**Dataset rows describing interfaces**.
======

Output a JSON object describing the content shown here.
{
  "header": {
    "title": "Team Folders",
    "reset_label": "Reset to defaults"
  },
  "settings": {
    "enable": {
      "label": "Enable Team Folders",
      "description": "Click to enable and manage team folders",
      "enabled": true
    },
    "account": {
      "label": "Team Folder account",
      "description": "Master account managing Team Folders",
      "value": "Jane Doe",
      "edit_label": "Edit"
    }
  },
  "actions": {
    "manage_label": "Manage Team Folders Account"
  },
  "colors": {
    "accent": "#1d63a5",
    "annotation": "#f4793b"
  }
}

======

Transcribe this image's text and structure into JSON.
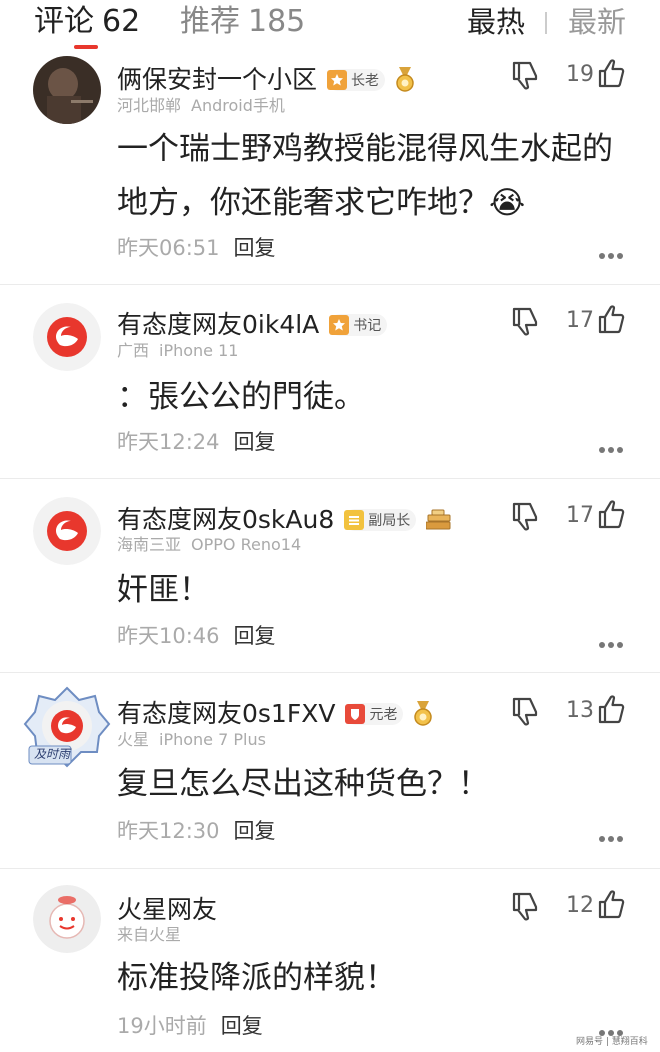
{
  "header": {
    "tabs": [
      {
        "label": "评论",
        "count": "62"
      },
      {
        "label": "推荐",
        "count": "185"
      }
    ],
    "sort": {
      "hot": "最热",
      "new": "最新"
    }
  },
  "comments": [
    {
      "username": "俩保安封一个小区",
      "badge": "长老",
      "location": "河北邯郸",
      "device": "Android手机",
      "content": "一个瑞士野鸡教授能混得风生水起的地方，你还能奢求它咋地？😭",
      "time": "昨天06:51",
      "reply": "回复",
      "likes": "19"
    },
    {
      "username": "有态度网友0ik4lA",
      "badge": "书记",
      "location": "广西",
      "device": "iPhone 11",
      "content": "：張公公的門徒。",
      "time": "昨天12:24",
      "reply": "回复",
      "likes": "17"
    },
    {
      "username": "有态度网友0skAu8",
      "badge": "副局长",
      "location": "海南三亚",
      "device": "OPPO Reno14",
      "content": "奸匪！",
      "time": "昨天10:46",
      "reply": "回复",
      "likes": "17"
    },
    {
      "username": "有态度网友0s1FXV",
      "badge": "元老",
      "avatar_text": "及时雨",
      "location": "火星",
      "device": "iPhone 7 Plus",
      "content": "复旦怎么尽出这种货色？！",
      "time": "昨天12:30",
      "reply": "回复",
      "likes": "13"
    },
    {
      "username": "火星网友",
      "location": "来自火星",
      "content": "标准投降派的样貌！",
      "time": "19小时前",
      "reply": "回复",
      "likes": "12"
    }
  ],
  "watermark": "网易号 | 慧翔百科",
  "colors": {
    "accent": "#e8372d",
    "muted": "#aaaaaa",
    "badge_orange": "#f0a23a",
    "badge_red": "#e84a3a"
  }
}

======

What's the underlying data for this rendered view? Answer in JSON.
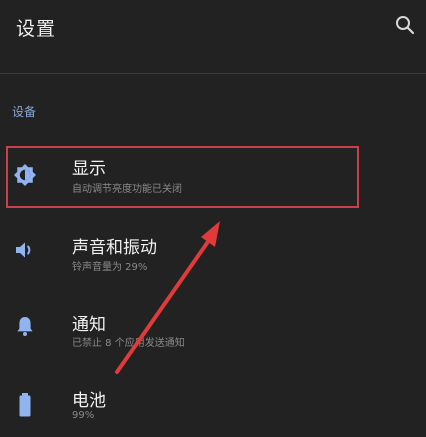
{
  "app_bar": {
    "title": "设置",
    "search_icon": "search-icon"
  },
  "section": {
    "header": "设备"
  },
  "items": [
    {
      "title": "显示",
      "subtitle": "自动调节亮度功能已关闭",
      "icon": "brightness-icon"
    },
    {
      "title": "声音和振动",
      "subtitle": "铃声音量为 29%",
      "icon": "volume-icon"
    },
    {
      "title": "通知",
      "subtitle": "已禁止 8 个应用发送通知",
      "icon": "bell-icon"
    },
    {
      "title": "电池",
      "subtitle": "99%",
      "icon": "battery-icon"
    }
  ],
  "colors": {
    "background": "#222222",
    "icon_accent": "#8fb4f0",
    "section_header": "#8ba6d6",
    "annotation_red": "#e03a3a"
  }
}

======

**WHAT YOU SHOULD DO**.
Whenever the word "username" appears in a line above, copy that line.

**RESPONSE AREA**.
      "username": "俩保安封一个小区",
      "username": "有态度网友0ik4lA",
      "username": "有态度网友0skAu8",
      "username": "有态度网友0s1FXV",
      "username": "火星网友",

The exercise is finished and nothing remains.